Requests for help from small businesses and nonprofits in Alexandria and Douglas County that are recovering from the COVID-19 pandemic has been “overwhelming,” according to city leaders.

In August, the Alexandria City Council and the Douglas County Board agreed to set up a program for local businesses and nonprofits using money they received from the federal Coronavirus Aid, Relief, and Economic Security, or CARES Act.

So far, there have been 188 applications for $5.1 million from a pool of $3.3 million. The county put in $3.2 million and the city contributed $105,000, according to City Administrator Marty Schultz.

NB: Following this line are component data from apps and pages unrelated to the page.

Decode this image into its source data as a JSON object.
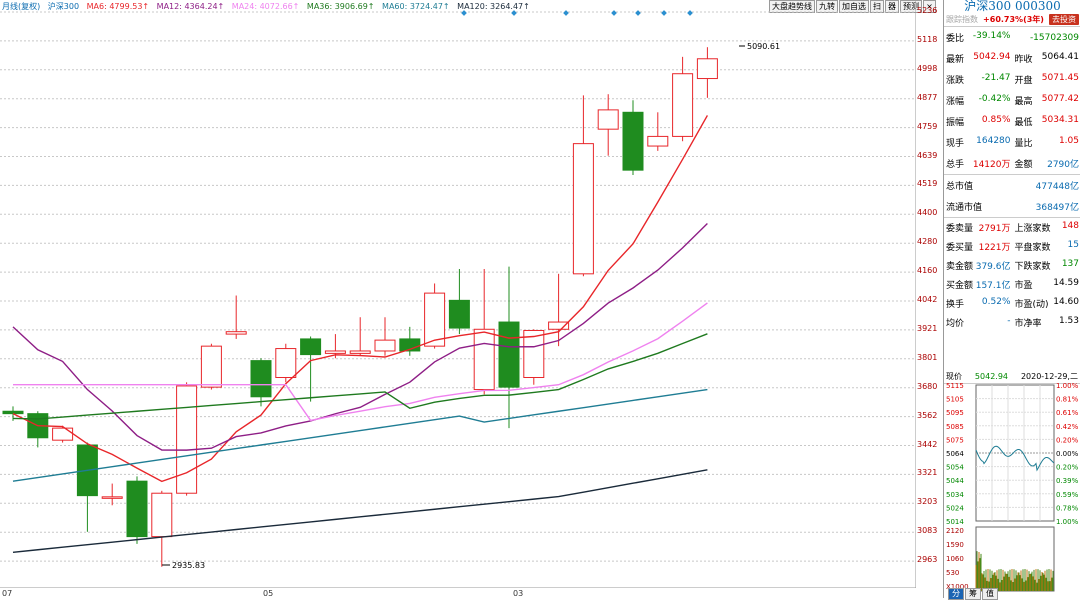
{
  "legend": {
    "period": "月线(复权)",
    "name": "沪深300",
    "ma6": "MA6: 4799.53↑",
    "ma12": "MA12: 4364.24↑",
    "ma24": "MA24: 4072.66↑",
    "ma36": "MA36: 3906.69↑",
    "ma60": "MA60: 3724.47↑",
    "ma120": "MA120: 3264.47↑"
  },
  "toolbar": {
    "btn1": "大盘趋势线",
    "btn2": "九转",
    "btn3": "加自选",
    "btn4": "扫",
    "btn5": "器",
    "btn6": "预测",
    "close": "×"
  },
  "price_axis": [
    "5236",
    "5118",
    "4998",
    "4877",
    "4759",
    "4639",
    "4519",
    "4400",
    "4280",
    "4160",
    "4042",
    "3921",
    "3801",
    "3680",
    "3562",
    "3442",
    "3321",
    "3203",
    "3083",
    "2963"
  ],
  "x_labels": {
    "a": "07",
    "b": "05",
    "c": "03"
  },
  "annotations": {
    "high": "5090.61",
    "low": "2935.83"
  },
  "chart_data": {
    "type": "candlestick",
    "ylim": [
      2900,
      5240
    ],
    "candles": [
      {
        "o": 3580,
        "c": 3570,
        "h": 3600,
        "l": 3540
      },
      {
        "o": 3570,
        "c": 3470,
        "h": 3580,
        "l": 3430
      },
      {
        "o": 3460,
        "c": 3510,
        "h": 3520,
        "l": 3450
      },
      {
        "o": 3440,
        "c": 3230,
        "h": 3450,
        "l": 3080
      },
      {
        "o": 3220,
        "c": 3225,
        "h": 3280,
        "l": 3190
      },
      {
        "o": 3290,
        "c": 3060,
        "h": 3310,
        "l": 3030
      },
      {
        "o": 3060,
        "c": 3240,
        "h": 3250,
        "l": 2935
      },
      {
        "o": 3240,
        "c": 3685,
        "h": 3700,
        "l": 3230
      },
      {
        "o": 3680,
        "c": 3850,
        "h": 3860,
        "l": 3670
      },
      {
        "o": 3900,
        "c": 3910,
        "h": 4060,
        "l": 3880
      },
      {
        "o": 3790,
        "c": 3640,
        "h": 3800,
        "l": 3600
      },
      {
        "o": 3720,
        "c": 3840,
        "h": 3860,
        "l": 3700
      },
      {
        "o": 3880,
        "c": 3815,
        "h": 3890,
        "l": 3620
      },
      {
        "o": 3820,
        "c": 3830,
        "h": 3900,
        "l": 3800
      },
      {
        "o": 3820,
        "c": 3830,
        "h": 3970,
        "l": 3810
      },
      {
        "o": 3830,
        "c": 3875,
        "h": 3970,
        "l": 3810
      },
      {
        "o": 3880,
        "c": 3830,
        "h": 3930,
        "l": 3810
      },
      {
        "o": 3850,
        "c": 4070,
        "h": 4110,
        "l": 3840
      },
      {
        "o": 4040,
        "c": 3925,
        "h": 4170,
        "l": 3900
      },
      {
        "o": 3670,
        "c": 3920,
        "h": 4170,
        "l": 3650
      },
      {
        "o": 3950,
        "c": 3680,
        "h": 4180,
        "l": 3510
      },
      {
        "o": 3720,
        "c": 3915,
        "h": 3920,
        "l": 3690
      },
      {
        "o": 3920,
        "c": 3950,
        "h": 4150,
        "l": 3850
      },
      {
        "o": 4150,
        "c": 4690,
        "h": 4890,
        "l": 4140
      },
      {
        "o": 4750,
        "c": 4830,
        "h": 4895,
        "l": 4640
      },
      {
        "o": 4820,
        "c": 4580,
        "h": 4870,
        "l": 4560
      },
      {
        "o": 4680,
        "c": 4720,
        "h": 4820,
        "l": 4660
      },
      {
        "o": 4720,
        "c": 4980,
        "h": 5050,
        "l": 4700
      },
      {
        "o": 4960,
        "c": 5042,
        "h": 5090,
        "l": 4880
      }
    ],
    "ma_colors": {
      "ma6": "#e8262a",
      "ma12": "#8e1e86",
      "ma24": "#ef82ef",
      "ma36": "#1f7a1f",
      "ma60": "#1f7d94",
      "ma120": "#1a2a3a"
    }
  },
  "panel": {
    "title": "沪深300 000300",
    "sub_index": "跟踪指数",
    "sub_change": "+60.73%(3年)",
    "sub_button": "去投资",
    "rows": [
      {
        "l1": "委比",
        "v1": "-39.14%",
        "l2": "",
        "v2": "-15702309"
      },
      {
        "l1": "最新",
        "v1": "5042.94",
        "l2": "昨收",
        "v2": "5064.41"
      },
      {
        "l1": "涨跌",
        "v1": "-21.47",
        "l2": "开盘",
        "v2": "5071.45"
      },
      {
        "l1": "涨幅",
        "v1": "-0.42%",
        "l2": "最高",
        "v2": "5077.42"
      },
      {
        "l1": "振幅",
        "v1": "0.85%",
        "l2": "最低",
        "v2": "5034.31"
      },
      {
        "l1": "现手",
        "v1": "164280",
        "l2": "量比",
        "v2": "1.05"
      },
      {
        "l1": "总手",
        "v1": "14120万",
        "l2": "金额",
        "v2": "2790亿"
      }
    ],
    "mkt": [
      {
        "l": "总市值",
        "v": "477448亿"
      },
      {
        "l": "流通市值",
        "v": "368497亿"
      }
    ],
    "rows2": [
      {
        "l1": "委卖量",
        "v1": "2791万",
        "l2": "上涨家数",
        "v2": "148"
      },
      {
        "l1": "委买量",
        "v1": "1221万",
        "l2": "平盘家数",
        "v2": "15"
      },
      {
        "l1": "卖金额",
        "v1": "379.6亿",
        "l2": "下跌家数",
        "v2": "137"
      },
      {
        "l1": "买金额",
        "v1": "157.1亿",
        "l2": "市盈",
        "v2": "14.59"
      },
      {
        "l1": "换手",
        "v1": "0.52%",
        "l2": "市盈(动)",
        "v2": "14.60"
      },
      {
        "l1": "均价",
        "v1": "-",
        "l2": "市净率",
        "v2": "1.53"
      }
    ],
    "minute_header": {
      "label": "现价",
      "price": "5042.94",
      "date": "2020-12-29,二"
    },
    "minute_prices": [
      "5115",
      "5105",
      "5095",
      "5085",
      "5075",
      "5064",
      "5054",
      "5044",
      "5034",
      "5024",
      "5014"
    ],
    "minute_pcts": [
      "1.00%",
      "0.81%",
      "0.61%",
      "0.42%",
      "0.20%",
      "0.00%",
      "0.20%",
      "0.39%",
      "0.59%",
      "0.78%",
      "1.00%"
    ],
    "volume_labels": [
      "2120",
      "1590",
      "1060",
      "530",
      "X1000"
    ],
    "tabs": [
      "分",
      "筹",
      "值"
    ]
  }
}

The applications, which were due by Sept. 4, are currently under review. Not all of the applications will be eligible for the program but Nicole Fernholz, director of the Alexandria Area Economic Development Commission, said she expects the pool will fall about $250,000 short of meeting the qualified applications.

But more help is on the way.

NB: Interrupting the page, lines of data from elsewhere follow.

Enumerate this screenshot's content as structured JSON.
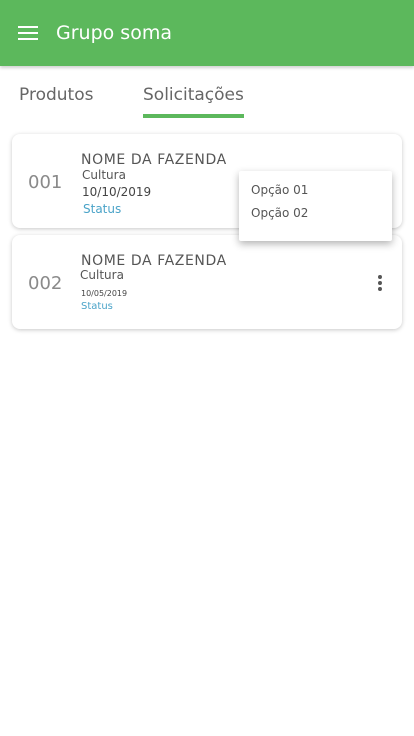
{
  "appbar": {
    "title": "Grupo soma",
    "menu_icon": "hamburger-menu-icon",
    "color": "#5cb85c"
  },
  "tabs": [
    {
      "label": "Produtos",
      "active": false
    },
    {
      "label": "Solicitações",
      "active": true
    }
  ],
  "requests": [
    {
      "id": "001",
      "farm_name": "NOME DA FAZENDA",
      "culture": "Cultura",
      "date": "10/10/2019",
      "status": "Status"
    },
    {
      "id": "002",
      "farm_name": "NOME DA FAZENDA",
      "culture": "Cultura",
      "date": "10/05/2019",
      "status": "Status",
      "more_icon": "more-vertical-icon"
    }
  ],
  "popup_menu": {
    "options": [
      "Opção 01",
      "Opção 02"
    ]
  },
  "colors": {
    "accent": "#5cb85c",
    "status": "#4aa3c8"
  }
}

Newsletter signup for email alerts

At Monday’s Alexandria City Council meeting, the council agreed to put another $250,000 into the program, allowing more applicants to receive grants.

Before the action was taken, council member Bill Franzen asked Fernholz how many of the applications were from within the city. She said that about 64% were from within the city and 36% were from greater Douglas County.

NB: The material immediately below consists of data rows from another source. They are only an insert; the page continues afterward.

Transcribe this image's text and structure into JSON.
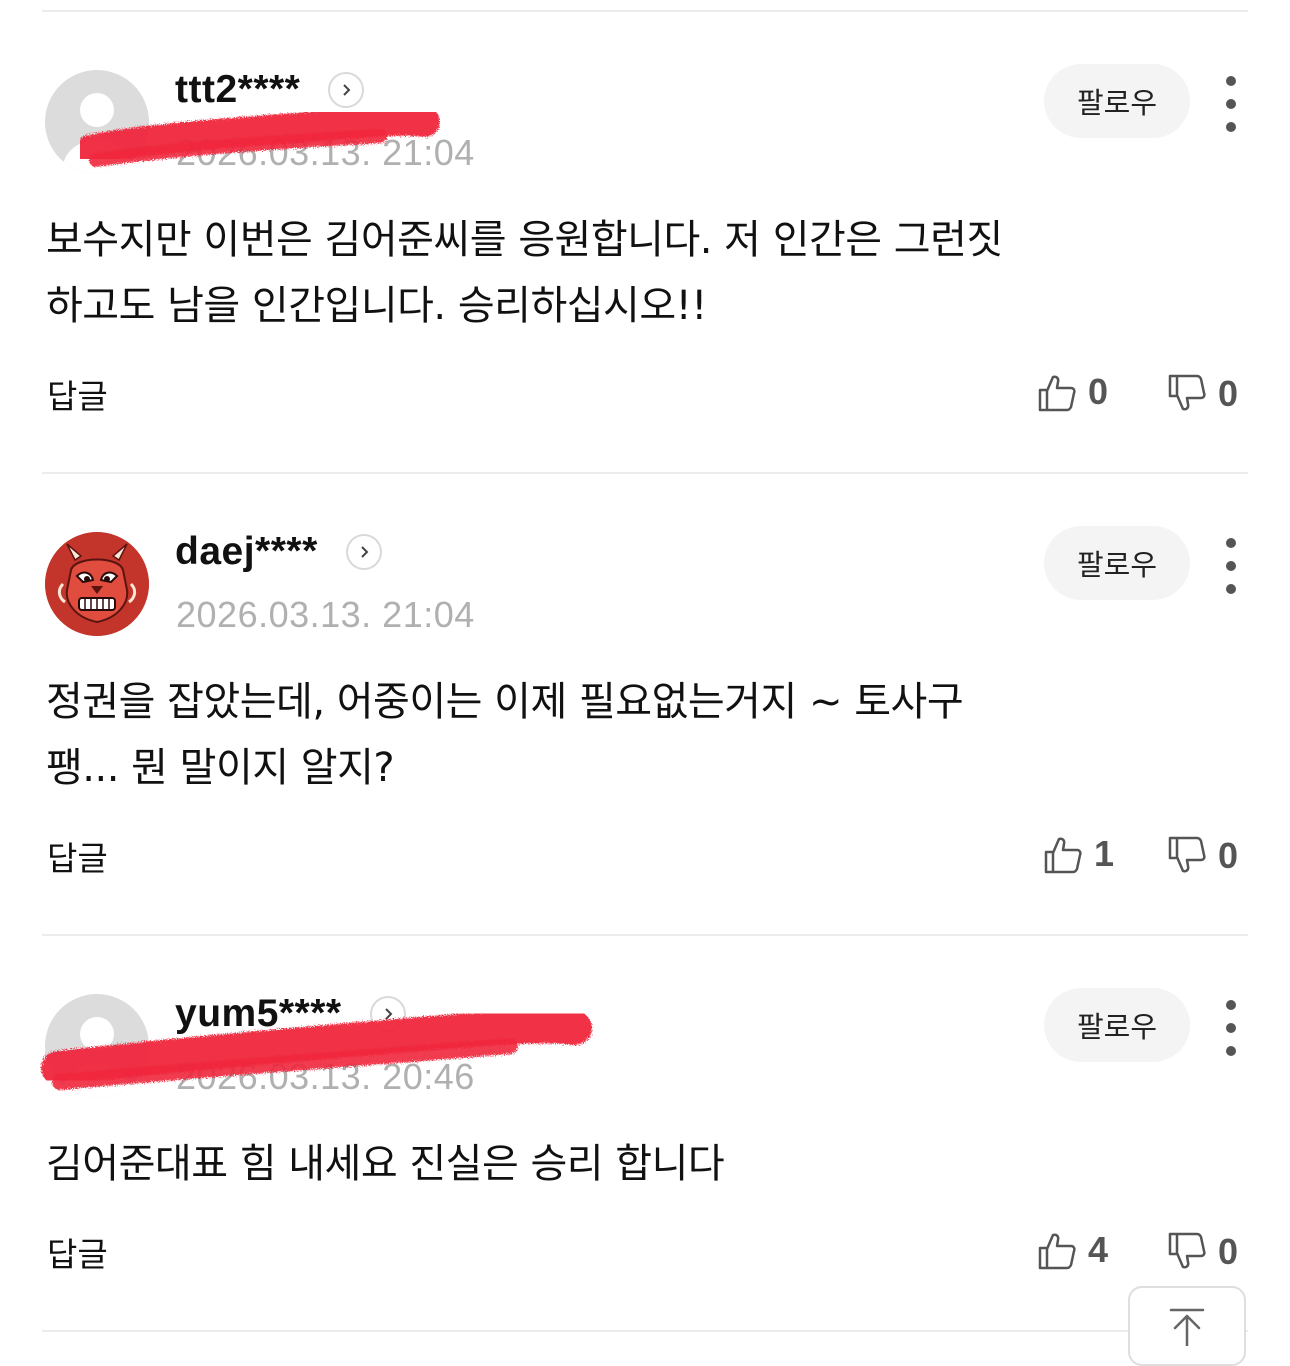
{
  "comments": [
    {
      "username": "ttt2****",
      "date": "2026.03.13. 21:04",
      "follow_label": "팔로우",
      "text_lines": [
        "보수지만 이번은 김어준씨를 응원합니다. 저 인간은 그런짓",
        "하고도 남을 인간입니다. 승리하십시오!!"
      ],
      "reply_label": "답글",
      "likes": "0",
      "dislikes": "0",
      "avatar": "default-avatar",
      "redacted": true
    },
    {
      "username": "daej****",
      "date": "2026.03.13. 21:04",
      "follow_label": "팔로우",
      "text_lines": [
        "정권을 잡았는데, 어중이는 이제 필요없는거지 ~ 토사구",
        "팽... 뭔 말이지 알지?"
      ],
      "reply_label": "답글",
      "likes": "1",
      "dislikes": "0",
      "avatar": "red-mask-avatar",
      "redacted": false
    },
    {
      "username": "yum5****",
      "date": "2026.03.13. 20:46",
      "follow_label": "팔로우",
      "text_lines": [
        "김어준대표 힘 내세요 진실은 승리 합니다"
      ],
      "reply_label": "답글",
      "likes": "4",
      "dislikes": "0",
      "avatar": "default-avatar",
      "redacted": true
    }
  ],
  "icons": {
    "profile_link": "chevron-right-icon",
    "more": "more-vertical-icon",
    "like": "thumbs-up-icon",
    "dislike": "thumbs-down-icon",
    "scroll_top": "arrow-up-to-top-icon"
  },
  "colors": {
    "redaction": "#f0283c",
    "date": "#b0b0b0",
    "follow_bg": "#f4f4f4",
    "divider": "#ececec"
  }
}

To qualify for a grant:

  • For-profit businesses in the county must show their gross revenue dropped at least 25% between March 1 and May 30, compared to the previous year, because of COVID-19.

  • The grants are for small businesses with 100 employees or fewer. Employees may be either W-2 employees or independent contractors.

  • Nonprofits can request up to $50,0000 based on need.

The city has received a total of $1,051,000 in CARES Act funds but hasn’t spent all of it yet.

Besides its $105,000 contribution to help small businesses, the city has used about $100,000 and is looking at spending about $400,000 on other improvements, such as new plumbing fixtures, Schultz said. Even after those expenses, Schultz said the city will be able to accommodate Fernholz’s request.

Mayor Sara Carlson supported the decision. “It’s being put back into the economy,” she said. “We’re not giving it away.”

If the city doesn’t allocate all of its CARES Act funds, the leftover amount will go to the county and if the county has any unallocated funds, the money will go to the state.

In related action, the council approved a monthly report of how it is using CARES Act funds for local government activities.

Allocations for August totaled $33,531 and included $10,077 for employee services that were dedicated to mitigating or responding to COVID-19; $13,193 to buy personal protection equipment, hand sanitizers and stands, and miscellaneous supplies; $2,749 for providing and updating telework capabilities for staff to work from home; $5,113 for providing paid sick time and paid family leave; and $2,400 in liquor license refunds, COVID-19 training meals and emergency grant writing expenses.

Combined with the expenses in July, the city has now used $43,910 of its CARES Act funds for local government activities.